[Task brief] If a record contains a picture, leave the picture out and copy everything else exactly.

--- The input ---

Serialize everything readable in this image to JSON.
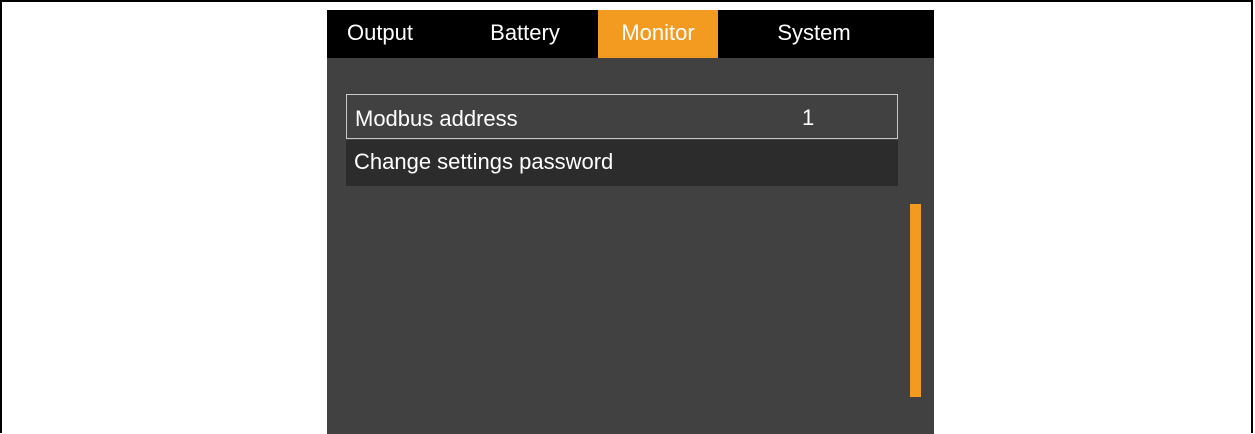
{
  "tabs": [
    {
      "label": "Output",
      "active": false
    },
    {
      "label": "Battery",
      "active": false
    },
    {
      "label": "Monitor",
      "active": true
    },
    {
      "label": "System",
      "active": false
    }
  ],
  "menu": {
    "items": [
      {
        "label": "Modbus address",
        "value": "1",
        "selected": true
      },
      {
        "label": "Change settings password",
        "value": "",
        "selected": false
      }
    ]
  },
  "scrollbar": {
    "position_fraction": 0.4
  },
  "colors": {
    "accent": "#f39a20",
    "screen_bg": "#414141",
    "tabbar_bg": "#000000",
    "row_dark_bg": "#2c2c2c",
    "text": "#ffffff"
  }
}
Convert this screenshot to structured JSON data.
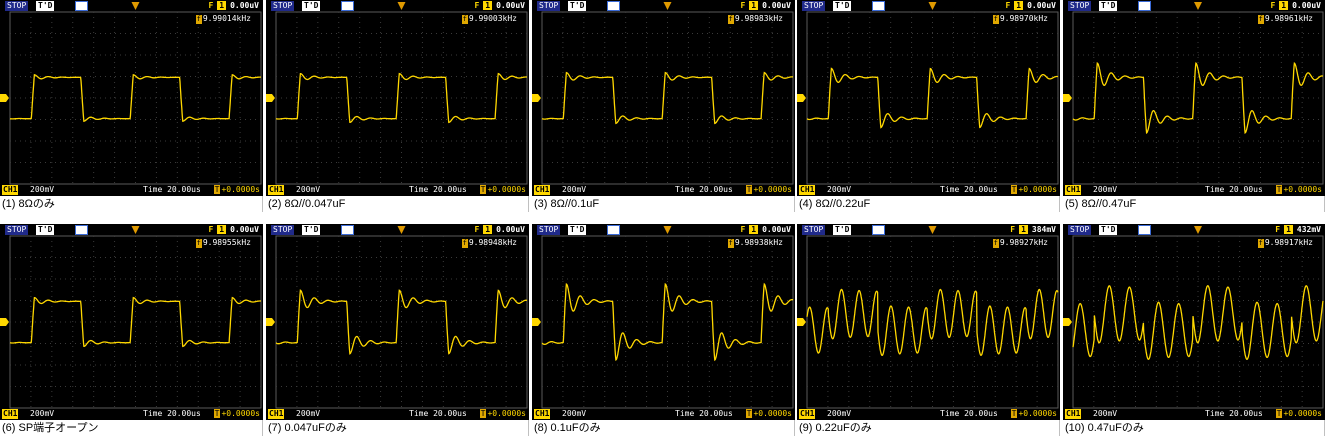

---

[Task solution]
Serialize everything readable in this image to JSON.
{
  "tabs": [
    {
      "label": "Output",
      "active": false
    },
    {
      "label": "Battery",
      "active": false
    },
    {
      "label": "Monitor",
      "active": true
    },
    {
      "label": "System",
      "active": false
    }
  ],
  "menu": {
    "items": [
      {
        "label": "Modbus address",
        "value": "1",
        "selected": true
      },
      {
        "label": "Change settings password",
        "value": "",
        "selected": false
      }
    ]
  },
  "scrollbar": {
    "position_fraction": 0.4
  },
  "colors": {
    "accent": "#f39a20",
    "screen_bg": "#414141",
    "tabbar_bg": "#000000",
    "row_dark_bg": "#2c2c2c",
    "text": "#ffffff"
  }
}
Convert this screenshot to structured JSON data.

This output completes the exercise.